One trend I came across repeatedly during my travels through the San Francisco area was the use of foliage, form, and texture. My stop at Flora Grubb Gardens turned up some excellent examples of how color echoes can give a harmonious feeling to any number of design principles. The image below illustrates how flowers alone don’t necessarily create a beautiful landscape.
Try toning things down in your garden with a monochromatic color scheme. Select plants of one color but with differing tints, shades, and hues. The focus is then on the juxtaposition of textures and shapes.
I was truly inspired by the innovative plant combinations, great color harmonies, and textures I observed on this trip, and have no doubt that learning more about these design elements will improve my annual plant displays at the Smithsonian. I look forward to incorporating some new ideas into the landscapes surrounding the Smithsonian Arts and Industries Building, Freer Gallery, and the Smithsonian Castle. Hopefully you are inspired to create a new vignette in your own garden too.
– Rick Shilling, Smithsonian Gardens Horticulturist
The sight of fresh blooming encyclias is one to tease the eyes. Generally small flowered and often less than an inch in diameter, encyclias pack a punch with their unending shape and color variations. Orchid lovers could spend days observing these species and hybrids. This hardly comes as a surprise when you take into consideration that there are over 150 species in the genus.
Originating from the Greek word, enkylein, the name encyclia refers to the way the lateral lobes of the flower encircle the column. Found from central Florida to Brazil, these orchids grow in warmer climates and produce psuedobulbs in clumps. Each clump sends up several flower spikes at a time and each variety of encyclia has flower spikes that range in a length from a foot to several feet long. Since each spike can produce many flowers these spikes make for quite a spectacular show.
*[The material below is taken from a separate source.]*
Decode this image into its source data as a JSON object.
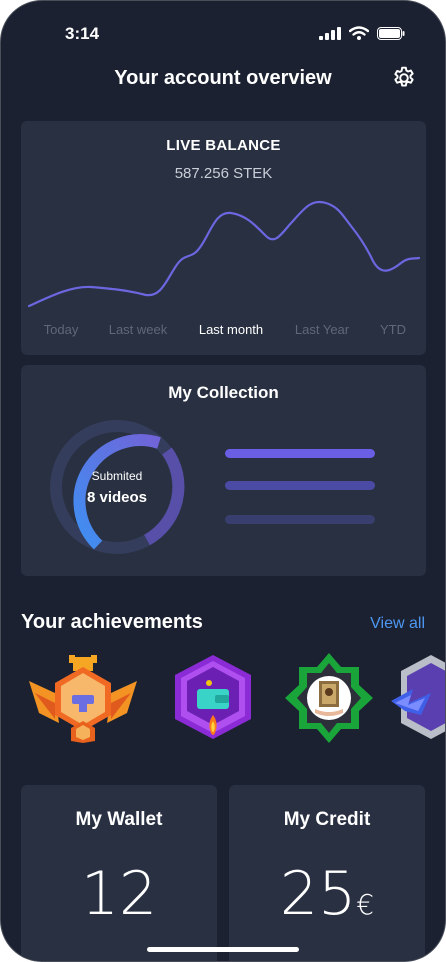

I find these orchids very pleasing to observe. Their small flowers make them manageable to view, but contain subtle details that are a delight to discover. These flowers have great depth to them, so changing your angle of view can reveal more interesting characteristics.
Encyclias are often crossed with the genera Cattleya and Epidendrum to create lovely hybrids. Encyclias are desirable for their interesting flower shapes and Encyclia cordigera in particular often is selected for hybridization for its darker colors and intoxicating aroma. Encyclia cordigera has received over 40 awards from the American Orchid Society, so why not pass along some of these winning characteristics to other orchids?
In the Smithsonian Gardens Orchid Collection, there are currently over 60 examples of these encyclia species and hybrid combinations. Their flowers last up to a month sometimes longer, so they regularly make their way to the display cases in museums around the Smithsonian. Be sure to swing by the orchid cases downstairs in the National Museum of American History sometime in the next few weeks to see one of these incredible orchids on display.
– Alan Marcus, Smithsonian Gardens Orchid Intern